The milk canning enterprise supplied Elgin with a fountain for its Square and a titillating scandal for its gossips. Water for the condenser originally came from a large spring near the corner of North and Spring streets. In 1873, Illinois Condensed Milk Company erected a large wooden building to cover the reservoir. A pipe carried the flow from Borden's Springs 1,500 feet down a grade slope of some ten feet to the Square, where the city installed a fountain, and to a watering, tank for horses on Douglas Avenue. "The water in these fountains is of the best quality ... and a good, strong stream supplies the want of man and beast," was a contemporary description.11 Others complained of the sea of mud here when heavy winds sprayed the unpaved streets.
Gail Borden never resided in Elgin, but he had purchased a home on Division Street with that intention prior to his death early in 1874.
3096. John Gail Borden
MILITARY: Union soldier in Civil War
Marriage Notes for John Gail Borden and Ellen Lovisa Graves
Other possible marriage place: Seneca Falls, Seneca, New York
1859. Thomas Henry Borden
RESEARCHER-RESIDENCES: Information sent to T.Mason by Scott James on 31Jan2002.
MILITARY: 1836, Fought in the Texas Independence war with Mexico
Occupation 1: Bef. 1829, Surveyor
Occupation 2: 1835, Newspaper printer with his brother Gail
RESIDENCE: Bef. 1821, Indiana
1821, Amite County, Mississippi
1822, Texas - Stephen F. Austin's 2nd colony

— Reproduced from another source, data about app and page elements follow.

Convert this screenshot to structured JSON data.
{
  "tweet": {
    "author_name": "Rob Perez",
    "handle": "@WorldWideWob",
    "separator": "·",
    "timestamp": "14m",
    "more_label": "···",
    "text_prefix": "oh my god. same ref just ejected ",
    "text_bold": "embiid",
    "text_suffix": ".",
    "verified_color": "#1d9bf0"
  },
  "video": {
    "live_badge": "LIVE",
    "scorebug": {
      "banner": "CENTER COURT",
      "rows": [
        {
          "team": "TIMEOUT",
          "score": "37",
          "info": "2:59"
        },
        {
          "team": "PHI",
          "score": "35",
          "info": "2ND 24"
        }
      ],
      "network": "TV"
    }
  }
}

Aft. 1822, Texas
Louisa R. Graves
BURIAL: "... came from "Record of Interment of the City of Galveston".